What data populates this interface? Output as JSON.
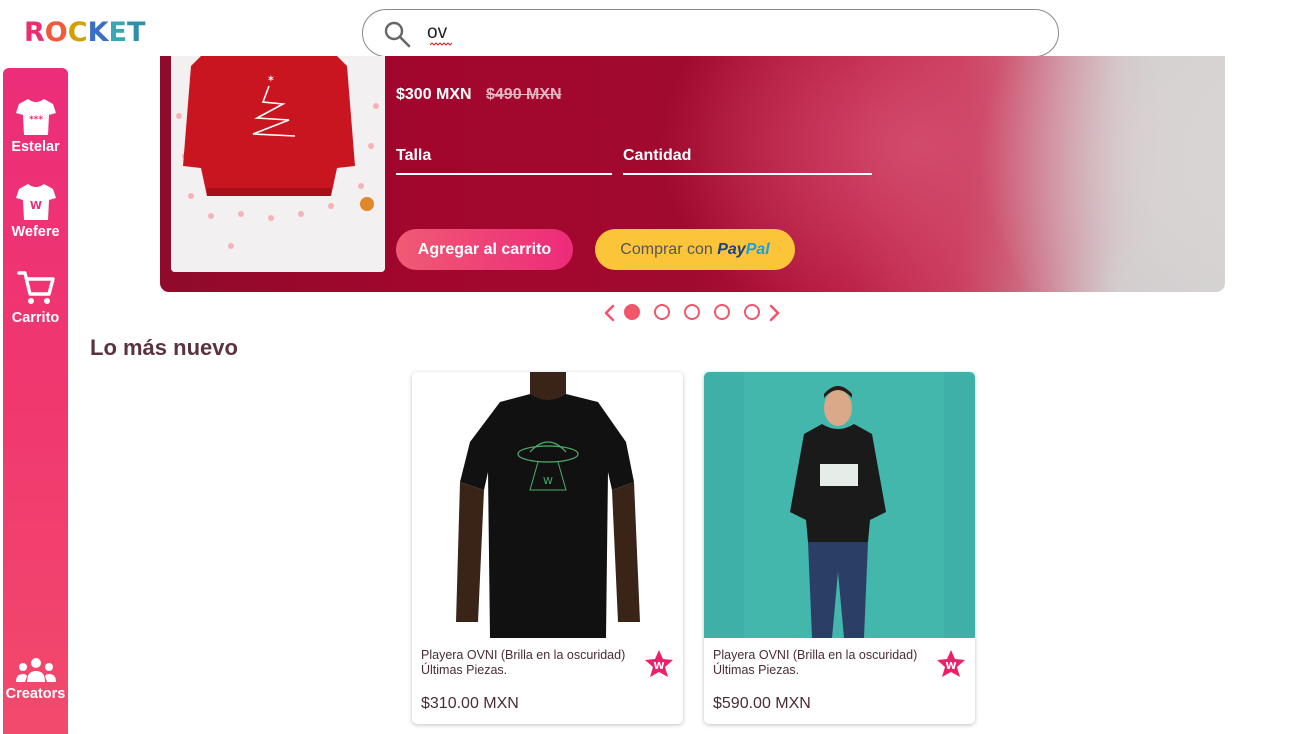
{
  "header": {
    "logo_letters": [
      "R",
      "O",
      "C",
      "K",
      "E",
      "T"
    ],
    "logo_colors": [
      "#ee2d6e",
      "#f25a3a",
      "#f5a623",
      "#3a7bd5",
      "#5cc3c8",
      "#4aa8b8"
    ],
    "search_value": "ov"
  },
  "sidebar": {
    "items": [
      {
        "label": "Estelar",
        "icon": "tshirt-stars-icon"
      },
      {
        "label": "Wefere",
        "icon": "tshirt-w-icon"
      },
      {
        "label": "Carrito",
        "icon": "cart-icon"
      },
      {
        "label": "Creators",
        "icon": "people-group-icon"
      }
    ]
  },
  "banner": {
    "price": "$300 MXN",
    "price_old": "$490 MXN",
    "size_label": "Talla",
    "quantity_label": "Cantidad",
    "add_to_cart": "Agregar al carrito",
    "buy_with": "Comprar con ",
    "paypal_1": "Pay",
    "paypal_2": "Pal"
  },
  "carousel": {
    "total_slides": 5,
    "active_index": 0
  },
  "section": {
    "title": "Lo más nuevo"
  },
  "products": [
    {
      "title": "Playera OVNI (Brilla en la oscuridad) Últimas Piezas.",
      "price": "$310.00 MXN",
      "badge_letter": "W"
    },
    {
      "title": "Playera OVNI (Brilla en la oscuridad) Últimas Piezas.",
      "price": "$590.00 MXN",
      "badge_letter": "W"
    }
  ],
  "colors": {
    "accent": "#f2566b",
    "sidebar": "#ec2d7a",
    "banner": "#a3062d",
    "paypal_button": "#fcc439",
    "title_text": "#5a3340"
  }
}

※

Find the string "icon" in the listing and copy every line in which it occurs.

        "icon": "tshirt-stars-icon"
        "icon": "tshirt-w-icon"
        "icon": "cart-icon"
        "icon": "people-group-icon"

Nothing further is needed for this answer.